E.J. Nash | Handbook of Grief
Step one: Sing the song you don’t remember
By the time she figures out how time travel works, she can’t believe it doesn’t have anything to do with black holes or spacetime or even quantum physics. It’s much easier than all that. She closes her eyes and hums the song that she once heard on the radio with Ally in the car. Ally, who didn’t know the words. Ally, who spoke with the east coast accent. Ally, who was lost in time. It’s easier to say “lost” than “dead.”
Step two: Scream with your body
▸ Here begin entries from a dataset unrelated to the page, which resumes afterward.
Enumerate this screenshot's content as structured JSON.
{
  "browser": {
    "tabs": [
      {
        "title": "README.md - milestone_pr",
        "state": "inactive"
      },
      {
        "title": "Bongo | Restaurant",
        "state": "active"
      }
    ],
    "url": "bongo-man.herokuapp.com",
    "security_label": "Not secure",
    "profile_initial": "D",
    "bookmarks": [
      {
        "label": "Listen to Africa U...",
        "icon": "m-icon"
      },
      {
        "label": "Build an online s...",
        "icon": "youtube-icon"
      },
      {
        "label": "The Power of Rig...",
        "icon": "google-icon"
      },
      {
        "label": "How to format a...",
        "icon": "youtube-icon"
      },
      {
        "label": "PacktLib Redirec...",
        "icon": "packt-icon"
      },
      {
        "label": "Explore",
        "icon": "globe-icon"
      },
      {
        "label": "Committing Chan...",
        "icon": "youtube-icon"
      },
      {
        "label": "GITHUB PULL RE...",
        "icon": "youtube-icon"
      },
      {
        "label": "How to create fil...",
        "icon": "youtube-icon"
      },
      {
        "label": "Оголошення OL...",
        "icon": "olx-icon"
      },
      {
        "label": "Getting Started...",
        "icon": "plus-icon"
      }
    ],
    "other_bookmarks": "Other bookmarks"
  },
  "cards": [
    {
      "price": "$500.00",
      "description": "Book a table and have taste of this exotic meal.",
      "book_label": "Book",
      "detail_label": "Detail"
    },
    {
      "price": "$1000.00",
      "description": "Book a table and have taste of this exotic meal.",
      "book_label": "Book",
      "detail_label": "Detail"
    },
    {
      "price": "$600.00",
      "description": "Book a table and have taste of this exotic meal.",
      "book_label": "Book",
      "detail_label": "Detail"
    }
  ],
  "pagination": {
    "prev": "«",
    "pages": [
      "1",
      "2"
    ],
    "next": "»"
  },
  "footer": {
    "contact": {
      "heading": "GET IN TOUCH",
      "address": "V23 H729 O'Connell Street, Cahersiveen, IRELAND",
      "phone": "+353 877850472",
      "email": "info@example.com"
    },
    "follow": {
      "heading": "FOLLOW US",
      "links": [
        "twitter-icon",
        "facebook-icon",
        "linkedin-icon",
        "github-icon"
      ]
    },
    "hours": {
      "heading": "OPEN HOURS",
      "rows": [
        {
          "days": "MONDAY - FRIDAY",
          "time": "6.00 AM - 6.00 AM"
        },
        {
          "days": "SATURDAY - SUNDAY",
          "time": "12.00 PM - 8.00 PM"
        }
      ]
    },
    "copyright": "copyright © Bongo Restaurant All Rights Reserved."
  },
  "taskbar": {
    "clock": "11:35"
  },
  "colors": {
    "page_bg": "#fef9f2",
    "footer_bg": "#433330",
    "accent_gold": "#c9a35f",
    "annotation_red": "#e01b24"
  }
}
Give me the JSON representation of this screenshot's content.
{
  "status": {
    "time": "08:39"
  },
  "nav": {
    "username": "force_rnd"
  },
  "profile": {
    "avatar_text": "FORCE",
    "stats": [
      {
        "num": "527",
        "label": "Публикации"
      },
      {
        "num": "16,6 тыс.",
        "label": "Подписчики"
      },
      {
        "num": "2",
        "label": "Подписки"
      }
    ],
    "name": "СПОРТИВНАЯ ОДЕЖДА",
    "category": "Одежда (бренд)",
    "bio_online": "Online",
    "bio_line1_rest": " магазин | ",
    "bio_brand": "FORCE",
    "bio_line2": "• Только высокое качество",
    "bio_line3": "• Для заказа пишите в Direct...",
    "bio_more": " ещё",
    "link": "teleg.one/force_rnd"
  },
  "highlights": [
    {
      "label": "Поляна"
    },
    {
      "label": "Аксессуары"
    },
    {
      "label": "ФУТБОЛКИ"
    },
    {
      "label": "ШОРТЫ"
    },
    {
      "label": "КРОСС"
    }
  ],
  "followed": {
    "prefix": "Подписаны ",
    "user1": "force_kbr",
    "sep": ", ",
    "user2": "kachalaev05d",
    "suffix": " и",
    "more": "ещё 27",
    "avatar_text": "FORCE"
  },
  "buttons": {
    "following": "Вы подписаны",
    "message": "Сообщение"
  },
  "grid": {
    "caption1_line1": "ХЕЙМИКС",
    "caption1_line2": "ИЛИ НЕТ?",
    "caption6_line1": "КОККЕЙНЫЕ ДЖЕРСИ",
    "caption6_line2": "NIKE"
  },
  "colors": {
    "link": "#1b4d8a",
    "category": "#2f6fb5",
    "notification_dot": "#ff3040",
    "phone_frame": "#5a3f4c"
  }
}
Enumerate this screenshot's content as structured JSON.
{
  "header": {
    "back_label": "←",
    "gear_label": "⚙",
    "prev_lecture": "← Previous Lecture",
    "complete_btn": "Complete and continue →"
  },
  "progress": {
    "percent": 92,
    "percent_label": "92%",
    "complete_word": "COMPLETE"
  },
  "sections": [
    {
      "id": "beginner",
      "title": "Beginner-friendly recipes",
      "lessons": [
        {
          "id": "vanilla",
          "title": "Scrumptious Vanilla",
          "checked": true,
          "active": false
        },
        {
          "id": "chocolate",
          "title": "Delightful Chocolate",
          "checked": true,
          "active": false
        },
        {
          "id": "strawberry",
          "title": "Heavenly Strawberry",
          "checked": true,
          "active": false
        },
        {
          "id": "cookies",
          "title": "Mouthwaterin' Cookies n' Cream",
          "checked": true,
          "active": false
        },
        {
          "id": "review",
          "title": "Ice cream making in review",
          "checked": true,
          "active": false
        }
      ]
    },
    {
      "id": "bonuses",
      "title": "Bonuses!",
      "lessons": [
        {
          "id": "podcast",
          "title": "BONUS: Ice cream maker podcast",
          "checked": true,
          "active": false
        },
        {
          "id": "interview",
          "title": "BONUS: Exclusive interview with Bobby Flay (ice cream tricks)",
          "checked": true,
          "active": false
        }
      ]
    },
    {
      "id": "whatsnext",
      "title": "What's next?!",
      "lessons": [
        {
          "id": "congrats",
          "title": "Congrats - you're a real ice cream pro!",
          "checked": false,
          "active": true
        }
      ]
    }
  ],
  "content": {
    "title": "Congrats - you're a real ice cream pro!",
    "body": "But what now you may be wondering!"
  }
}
She learns to jump across time by clenching her limbs, her arms her legs her feet her hands her eyes, and eventually her body doesn’t know where it is any more and now it can be anywhere. (She’s certainly not drunk in bed, no, of course not.) Time travel is overwhelming at first, so she chooses somewhere easy: in the library with the musty smell of books, sitting across from Ally, studying for another exam. She feels the fragileness of the paper beneath her fingertips and almost cries. She’s on page 57. That makes it real. It must be real, it must it must itmustitmust—
Step three: Deny
Sweat-stained sheets, stale air, a closed window with a galaxy swirling beyond the glass. If she doesn’t open her eyes then she’ll be okay.